the Treasury Committee are requested to be mindful that these
SPV strategies for claiming repossession would ordinarily result
in a possession order against the consumer. Back
See the Granite Master Issuer plc Prospectus Supplement dated
23 May 2005, page 101 and the schematic on page 8. Back
Id at page 101, "On March 26, 2001, each of the mortgages
trustee, Funding and the seller appointed Northern Rock [plc]
under the administration agreement to be their agent to exercise
their respective rights, powers and discretions in relation to
the mortgage loans and their related security and to perform their
respective duties in relation to the mortgage loans and their
related security|Except as otherwise specified in the transaction
documents, the administrator has agreed to comply with any reasonable
directions, orders and instructions which the mortgages trustee
may, from time to time, give to it in accordance with the provisions
of the administration agreement." (Underline emphasis added). Back
Granite Master Issuer investor reports 2008 Back
Angela Knight of the BBA confirms the implementation of the new
Basel Accords. See answer to Q171-172 "We went from, overnight,
a situation where as a banking industry we held 8% total capital
as a regulatory requirement, of which 2% was core tier one which
is the expensive one, if you like, to a situation where we had
to hold 8% tier one capital of which 6% was core-a big jump".
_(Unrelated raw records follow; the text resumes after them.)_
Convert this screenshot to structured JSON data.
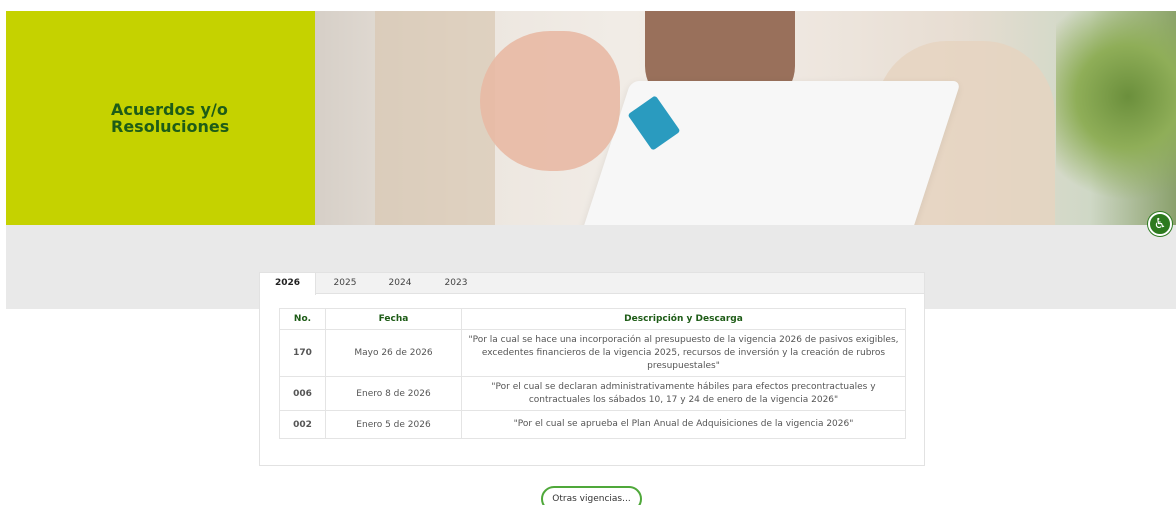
{
  "hero": {
    "title": "Acuerdos y/o\nResoluciones"
  },
  "accessibility": {
    "icon": "accessibility-icon",
    "glyph": "♿"
  },
  "tabs": [
    {
      "label": "2026",
      "active": true
    },
    {
      "label": "2025",
      "active": false
    },
    {
      "label": "2024",
      "active": false
    },
    {
      "label": "2023",
      "active": false
    }
  ],
  "table": {
    "headers": [
      "No.",
      "Fecha",
      "Descripción y Descarga"
    ],
    "rows": [
      {
        "no": "170",
        "fecha": "Mayo 26 de 2026",
        "desc": "\"Por la cual se hace una incorporación al presupuesto de la vigencia 2026 de pasivos exigibles, excedentes financieros de la vigencia 2025, recursos de inversión y la creación de rubros presupuestales\""
      },
      {
        "no": "006",
        "fecha": "Enero 8 de 2026",
        "desc": "\"Por el cual se declaran administrativamente hábiles para efectos precontractuales y contractuales los sábados 10, 17 y 24 de enero de la vigencia 2026\""
      },
      {
        "no": "002",
        "fecha": "Enero 5 de 2026",
        "desc": "\"Por el cual se aprueba el Plan Anual de Adquisiciones de la vigencia 2026\""
      }
    ]
  },
  "more_button": {
    "label": "Otras vigencias..."
  },
  "colors": {
    "brand_lime": "#c5d200",
    "brand_green": "#1e5c17",
    "link_green": "#8ec96a",
    "button_border": "#4fa83a"
  }
}
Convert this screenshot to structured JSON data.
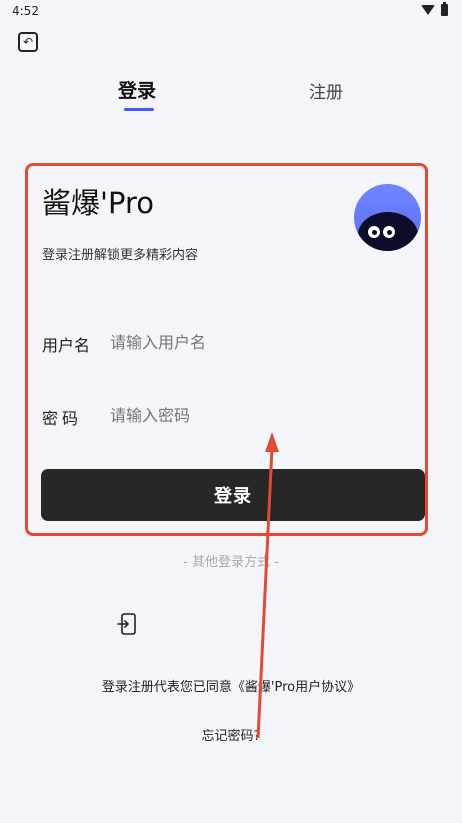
{
  "status": {
    "time": "4:52"
  },
  "tabs": {
    "login": "登录",
    "register": "注册"
  },
  "card": {
    "title": "酱爆'Pro",
    "subtitle": "登录注册解锁更多精彩内容",
    "username_label": "用户名",
    "username_placeholder": "请输入用户名",
    "password_label": "密码",
    "password_placeholder": "请输入密码",
    "login_button": "登录"
  },
  "other_login_label": "- 其他登录方式 -",
  "agreement_text": "登录注册代表您已同意《酱爆'Pro用户协议》",
  "forgot_password": "忘记密码?",
  "colors": {
    "accent": "#4457ff",
    "button": "#272727",
    "highlight": "#e34a35"
  },
  "icons": [
    "back-icon",
    "wifi-icon",
    "battery-icon",
    "phone-login-icon"
  ]
}
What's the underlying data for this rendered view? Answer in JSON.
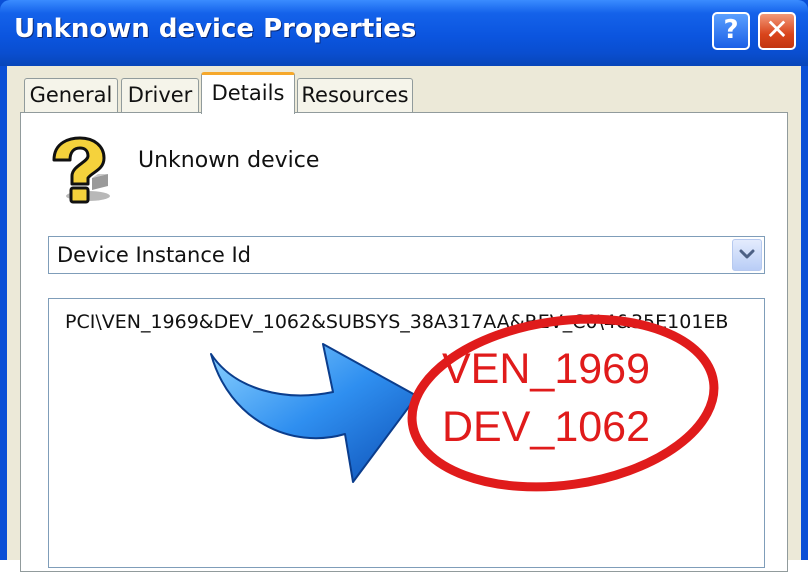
{
  "window": {
    "title": "Unknown device Properties"
  },
  "titlebar": {
    "help_label": "?",
    "close_label": "✕"
  },
  "tabs": [
    {
      "label": "General",
      "selected": false
    },
    {
      "label": "Driver",
      "selected": false
    },
    {
      "label": "Details",
      "selected": true
    },
    {
      "label": "Resources",
      "selected": false
    }
  ],
  "device": {
    "name": "Unknown device",
    "icon": "unknown-device-question-icon"
  },
  "property_select": {
    "selected": "Device Instance Id",
    "icon": "chevron-down-icon"
  },
  "values": [
    "PCI\\VEN_1969&DEV_1062&SUBSYS_38A317AA&REV_C0\\4&35E101EB"
  ],
  "annotation": {
    "callout_lines": [
      "VEN_1969",
      "DEV_1062"
    ],
    "colors": {
      "circle": "#e01b1b",
      "arrow": "#2f8ff0"
    }
  },
  "colors": {
    "titlebar": "#0b55df",
    "dialog_bg": "#ece9d8",
    "tab_active_accent": "#f6a82b"
  }
}
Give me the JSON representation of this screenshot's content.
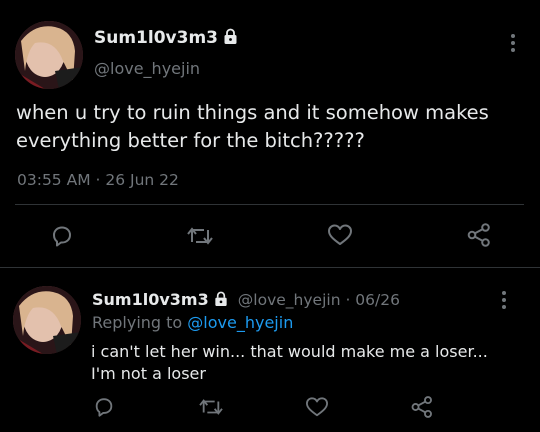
{
  "main_tweet": {
    "display_name": "Sum1l0v3m3",
    "handle": "@love_hyejin",
    "text": "when u try to ruin things and it somehow makes everything better for the bitch?????",
    "timestamp": "03:55 AM · 26 Jun 22",
    "icons": {
      "lock": "lock-icon",
      "more": "more-vertical-icon",
      "reply": "reply-icon",
      "retweet": "retweet-icon",
      "like": "heart-icon",
      "share": "share-icon"
    }
  },
  "reply_tweet": {
    "display_name": "Sum1l0v3m3",
    "handle": "@love_hyejin",
    "date": "06/26",
    "replying_prefix": "Replying to",
    "replying_to": "@love_hyejin",
    "text_line1": "i can't let her win... that would make me a loser...",
    "text_line2": "I'm not a loser"
  },
  "colors": {
    "background": "#000000",
    "text": "#e7e9ea",
    "secondary": "#71767b",
    "link": "#1d9bf0",
    "divider": "#2f3336"
  }
}
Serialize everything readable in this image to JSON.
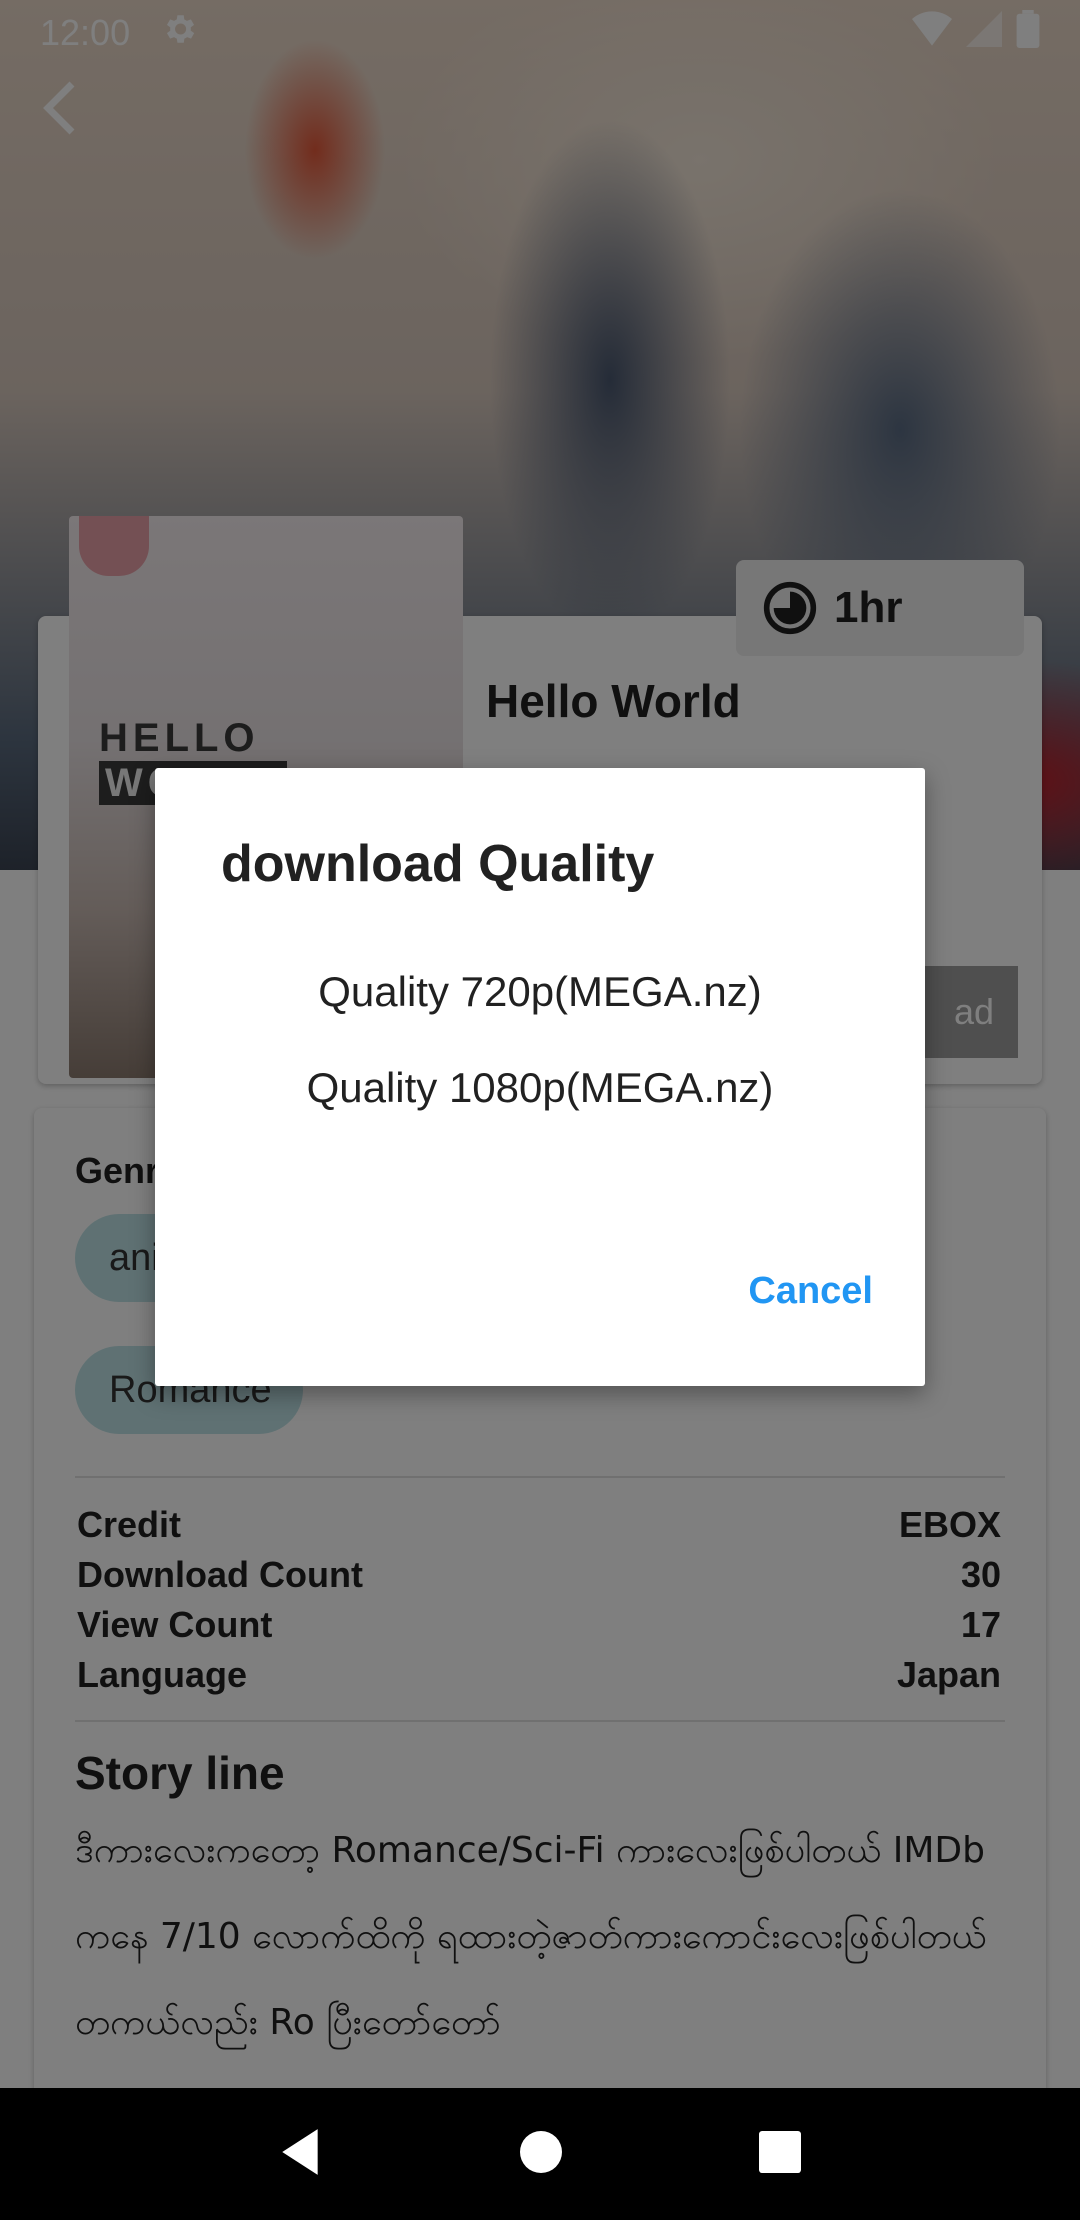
{
  "status_bar": {
    "time": "12:00"
  },
  "movie": {
    "title": "Hello World",
    "duration": "1hr",
    "poster_title_a": "HELLO",
    "poster_title_b": "WORLD",
    "download_label": "ad"
  },
  "genre": {
    "heading": "Genr",
    "chips": [
      "ani",
      "Romance"
    ]
  },
  "meta": [
    {
      "label": "Credit",
      "value": "EBOX"
    },
    {
      "label": "Download Count",
      "value": "30"
    },
    {
      "label": "View Count",
      "value": "17"
    },
    {
      "label": "Language",
      "value": "Japan"
    }
  ],
  "story": {
    "heading": "Story line",
    "text": "ဒီကားလေးကတော့ Romance/Sci-Fi ကားလေးဖြစ်ပါတယ် IMDb ကနေ 7/10 လောက်ထိကို ရထားတဲ့ဇာတ်ကားကောင်းလေးဖြစ်ပါတယ် တကယ်လည်း Ro ပြီးတော်တော်"
  },
  "dialog": {
    "title": "download Quality",
    "options": [
      "Quality 720p(MEGA.nz)",
      "Quality 1080p(MEGA.nz)"
    ],
    "cancel": "Cancel"
  },
  "colors": {
    "accent": "#2196f3",
    "chip": "#bfe3e6",
    "scrim": "rgba(0,0,0,0.5)"
  }
}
Quoted from Treasury Committee, Banking Crisis, Uncorrected Transcript
of Oral Evidence to be published as HC 144-ii. Back
£8.8 billion is understated because it does not take account
of the amount of the Notes that may have been redeemed through
2008 in anticipation that the Basel Accord would be triggered.
The £8.8 billion aggregate amount outstanding on the Notes
as of 31 December 2008. The total figure is calculated from: £2,618,244,672
outstanding Notes denominated in Sterling; $3,373,079,787 Notes
outstanding denominated in US Dollars (exchange rate £1 =
$ 0.69096 as at 31-12-08); and 2,832,243,408 Notes outstanding
denominated in Euros (exchange rate £1 = 0.97404 as at 31-12-08).
Source: Granite Finance Trustees Limited's Investor Report available
at: http://companyinfo.northernrock.co.uk/downloads/securitisation/ Back
See Q431 in particular and Q425 to Q434 generally and answers
thereto. Treasury Committee, Banking Crisis, 18 November 2008,
Uncorrected Transcript of Oral Evidence, to be published as HC
Id. See Q425 and answer thereto. Back
See FSA Handbook MCOB 12.3. Back
See Global Legal Group Ltd, The International Comparative Legal
Guide to: Securitisation 2007, Sanja Warna- kula-suriya and Laurence
Rickard of Slaughter and May at page 117: "|under UK GAAP
(as it is from 1 January 2005), significant unrealised profits
and losses would have had to be recognised in the accounts of
securitisation companies and, if tax had to be paid on any such
profits, there would have been a risk of securitisation companies
becoming unviable. In order to avoid this, and the effect that
that would have had on the securitisation market, certain statutory
measures were introduced to allow an interim relief for securitisation
companies|", (underline emphasis added). Source: http://www.iclg.co.uk/khadmin/Publications/pdf/1321.pdf Back
H.M. Revenue & Customs Budget 2007 BN13 available at: http://www.hmrc.gov.uk/budget2007/bn13.pdf Back
See above, footnote no. 67 Back
It is observed that the legal profession have escaped all scrutiny
for their role in the banking crisis. Without the City law firms
support, bankers and SPVs may not have so confidently violated
statutory obligations nor violated borrowers' contractual rights. Back
Contrast the U.K.'s rating of A1 with Germany and U.S.A. rated
A2 and France rated B. Source: Standard and Poor's: http://www2.standardandpoors.com/spf/pdf/events/blr200714.pdf Back